*PROBLEM DETAILS*
Exact duplicates of all entries are needed.

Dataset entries

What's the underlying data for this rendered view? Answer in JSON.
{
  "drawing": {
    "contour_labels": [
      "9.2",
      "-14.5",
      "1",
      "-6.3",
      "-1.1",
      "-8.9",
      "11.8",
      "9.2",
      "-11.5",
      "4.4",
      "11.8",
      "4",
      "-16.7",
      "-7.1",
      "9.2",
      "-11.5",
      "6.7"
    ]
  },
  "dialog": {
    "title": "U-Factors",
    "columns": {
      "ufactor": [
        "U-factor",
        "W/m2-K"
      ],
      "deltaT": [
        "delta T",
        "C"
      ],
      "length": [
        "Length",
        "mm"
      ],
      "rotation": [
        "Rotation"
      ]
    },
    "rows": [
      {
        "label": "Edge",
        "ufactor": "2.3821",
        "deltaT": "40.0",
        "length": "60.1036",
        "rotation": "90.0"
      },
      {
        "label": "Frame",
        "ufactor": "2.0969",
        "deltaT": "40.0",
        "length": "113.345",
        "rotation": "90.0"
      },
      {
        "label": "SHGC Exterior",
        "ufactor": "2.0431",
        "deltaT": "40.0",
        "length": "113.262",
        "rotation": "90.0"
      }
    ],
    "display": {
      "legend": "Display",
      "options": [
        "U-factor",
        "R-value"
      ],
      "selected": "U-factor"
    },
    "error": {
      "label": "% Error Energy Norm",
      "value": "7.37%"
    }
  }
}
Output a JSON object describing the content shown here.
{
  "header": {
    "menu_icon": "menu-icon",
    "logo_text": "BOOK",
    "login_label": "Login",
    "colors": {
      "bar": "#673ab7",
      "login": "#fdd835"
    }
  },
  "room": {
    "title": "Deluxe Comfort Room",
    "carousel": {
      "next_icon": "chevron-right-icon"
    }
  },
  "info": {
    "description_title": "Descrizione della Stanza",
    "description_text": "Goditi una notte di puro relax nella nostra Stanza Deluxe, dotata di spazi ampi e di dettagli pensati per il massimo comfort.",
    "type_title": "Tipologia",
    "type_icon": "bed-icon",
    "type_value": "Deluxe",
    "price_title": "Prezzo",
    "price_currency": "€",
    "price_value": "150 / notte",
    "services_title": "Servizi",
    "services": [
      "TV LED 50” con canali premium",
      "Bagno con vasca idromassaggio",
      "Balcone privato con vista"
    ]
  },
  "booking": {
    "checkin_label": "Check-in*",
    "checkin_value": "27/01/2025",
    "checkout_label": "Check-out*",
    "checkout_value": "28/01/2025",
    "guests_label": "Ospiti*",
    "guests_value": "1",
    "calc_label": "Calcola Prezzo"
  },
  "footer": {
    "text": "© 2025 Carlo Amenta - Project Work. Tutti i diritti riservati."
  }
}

*EXERCISE RESPONSE*
What's the underlying data for this rendered view? Answer in JSON.
{
  "drawing": {
    "contour_labels": [
      "9.2",
      "-14.5",
      "1",
      "-6.3",
      "-1.1",
      "-8.9",
      "11.8",
      "9.2",
      "-11.5",
      "4.4",
      "11.8",
      "4",
      "-16.7",
      "-7.1",
      "9.2",
      "-11.5",
      "6.7"
    ]
  },
  "dialog": {
    "title": "U-Factors",
    "columns": {
      "ufactor": [
        "U-factor",
        "W/m2-K"
      ],
      "deltaT": [
        "delta T",
        "C"
      ],
      "length": [
        "Length",
        "mm"
      ],
      "rotation": [
        "Rotation"
      ]
    },
    "rows": [
      {
        "label": "Edge",
        "ufactor": "2.3821",
        "deltaT": "40.0",
        "length": "60.1036",
        "rotation": "90.0"
      },
      {
        "label": "Frame",
        "ufactor": "2.0969",
        "deltaT": "40.0",
        "length": "113.345",
        "rotation": "90.0"
      },
      {
        "label": "SHGC Exterior",
        "ufactor": "2.0431",
        "deltaT": "40.0",
        "length": "113.262",
        "rotation": "90.0"
      }
    ],
    "display": {
      "legend": "Display",
      "options": [
        "U-factor",
        "R-value"
      ],
      "selected": "U-factor"
    },
    "error": {
      "label": "% Error Energy Norm",
      "value": "7.37%"
    }
  }
}
Output a JSON object describing the content shown here.
{
  "header": {
    "menu_icon": "menu-icon",
    "logo_text": "BOOK",
    "login_label": "Login",
    "colors": {
      "bar": "#673ab7",
      "login": "#fdd835"
    }
  },
  "room": {
    "title": "Deluxe Comfort Room",
    "carousel": {
      "next_icon": "chevron-right-icon"
    }
  },
  "info": {
    "description_title": "Descrizione della Stanza",
    "description_text": "Goditi una notte di puro relax nella nostra Stanza Deluxe, dotata di spazi ampi e di dettagli pensati per il massimo comfort.",
    "type_title": "Tipologia",
    "type_icon": "bed-icon",
    "type_value": "Deluxe",
    "price_title": "Prezzo",
    "price_currency": "€",
    "price_value": "150 / notte",
    "services_title": "Servizi",
    "services": [
      "TV LED 50” con canali premium",
      "Bagno con vasca idromassaggio",
      "Balcone privato con vista"
    ]
  },
  "booking": {
    "checkin_label": "Check-in*",
    "checkin_value": "27/01/2025",
    "checkout_label": "Check-out*",
    "checkout_value": "28/01/2025",
    "guests_label": "Ospiti*",
    "guests_value": "1",
    "calc_label": "Calcola Prezzo"
  },
  "footer": {
    "text": "© 2025 Carlo Amenta - Project Work. Tutti i diritti riservati."
  }
}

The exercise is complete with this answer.